With the royal wedding of Britain's Prince William and Kate Middleton on Friday, it seems lots of folks are trying to claim some connection to the couple or the nuptials.
We dug around to see how Kentucky is linked to Wills and Kate. Despite numerous ties to his Thoroughbred-loving grandmother Queen Elizabeth II, there aren't many to the couple, who have never shown as much interest in racehorses. Here's a quick rundown of what we found.
» British equestrian William Fox-Pitt — defending champion of the Rolex Kentucky Three-Day Event, which starts Thursday at the Kentucky Horse Park — is the brother of Alicia Fox-Pitt, one of Kate Middleton's oldest friends and said to be one of the lucky 100 invited by the couple themselves to the wedding, the British press reports.
» In 1982, when they were Kentucky's governor and first lady, John Y. Jr. and Phyllis George Brown sent a Kentucky-made quilt to Prince William as a baby gift.
» Waddell Walker Hancock, matriarch of the famous Claiborne Farm in Bourbon County, entertained Prince William's grandmother Queen Elizabeth II in her home.
» William S. Farish of Lane's End Farm near Versailles served as U.S. ambassador to Great Britain from 2001 to 2004. Queen Elizabeth has stayed at the farm at least once.

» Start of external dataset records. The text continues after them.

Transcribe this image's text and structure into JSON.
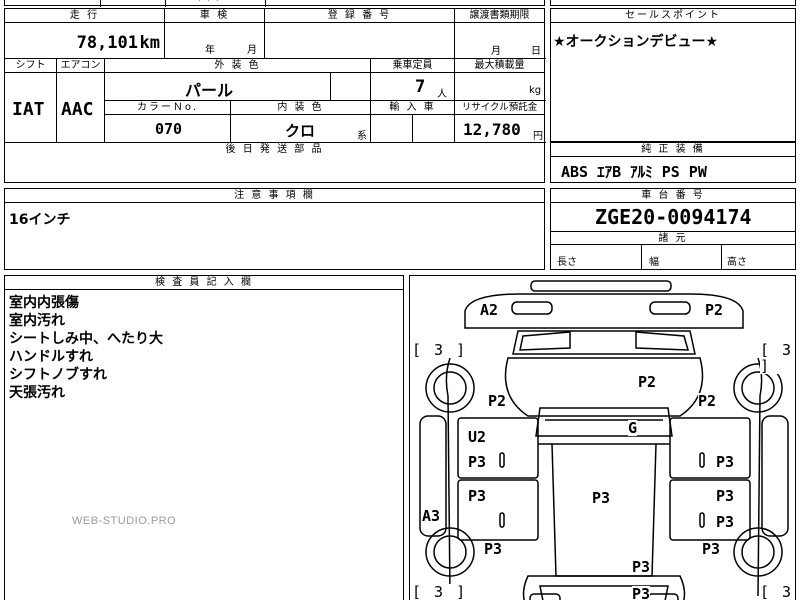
{
  "top_fragment": "・・・",
  "mileage": {
    "header": "走 行",
    "value": "78,101",
    "unit": "km"
  },
  "inspection": {
    "header": "車 検",
    "year_unit": "年",
    "month_unit": "月"
  },
  "registration": {
    "header": "登 録 番 号",
    "value": ""
  },
  "transfer_deadline": {
    "header": "譲渡書類期限",
    "month_unit": "月",
    "day_unit": "日"
  },
  "sales_point": {
    "header": "セールスポイント",
    "text": "★オークションデビュー★"
  },
  "shift": {
    "header": "シフト",
    "value": "IAT"
  },
  "aircon": {
    "header": "エアコン",
    "value": "AAC"
  },
  "exterior_color": {
    "header": "外 装 色",
    "value": "パール"
  },
  "capacity": {
    "header": "乗車定員",
    "value": "7",
    "unit": "人"
  },
  "max_load": {
    "header": "最大積載量",
    "unit": "kg"
  },
  "color_no": {
    "header": "カラーＮo.",
    "value": "070"
  },
  "interior_color": {
    "header": "内 装 色",
    "value": "クロ",
    "unit": "系"
  },
  "import_car": {
    "header": "輸 入 車"
  },
  "recycle": {
    "header": "リサイクル預託金",
    "value": "12,780",
    "unit": "円"
  },
  "later_parts": {
    "header": "後 日 発 送 部 品"
  },
  "options": {
    "header": "純 正 装 備",
    "value": "ABS ｴｱB ｱﾙﾐ PS PW"
  },
  "notes": {
    "header": "注 意 事 項 欄",
    "text": "16インチ"
  },
  "chassis": {
    "header": "車 台 番 号",
    "value": "ZGE20-0094174"
  },
  "dimensions": {
    "header": "諸 元",
    "length": "長さ",
    "width": "幅",
    "height": "高さ"
  },
  "inspector": {
    "header": "検 査 員 記 入 欄",
    "lines": [
      "室内内張傷",
      "室内汚れ",
      "シートしみ中、へたり大",
      "ハンドルすれ",
      "シフトノブすれ",
      "天張汚れ"
    ]
  },
  "watermark": "WEB-STUDIO.PRO",
  "diagram": {
    "brackets": [
      "[ 3 ]",
      "[ 3 ]",
      "[ 3 ]",
      "[ 3 ]"
    ],
    "marks": [
      "A2",
      "P2",
      "P2",
      "P2",
      "P2",
      "G",
      "U2",
      "P3",
      "P3",
      "P3",
      "P3",
      "P3",
      "P3",
      "A3",
      "P3",
      "P3",
      "P3",
      "P3"
    ]
  }
}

» When Queen Elizabeth visited Kentucky in 1984, Lexington police Officer James Turley arrested Mark Edward Rhoads, who identified himself as a member of the U.S. Army's explosive disposal team that was traveling with the queen, for driving under the influence of alcohol and reckless driving.
» Kate is descended from coal miners. Granted, they worked in Northern England's pits, but there are few more Kentucky-connected jobs. Not in Kate's Kentucky favor: She's allergic to horses.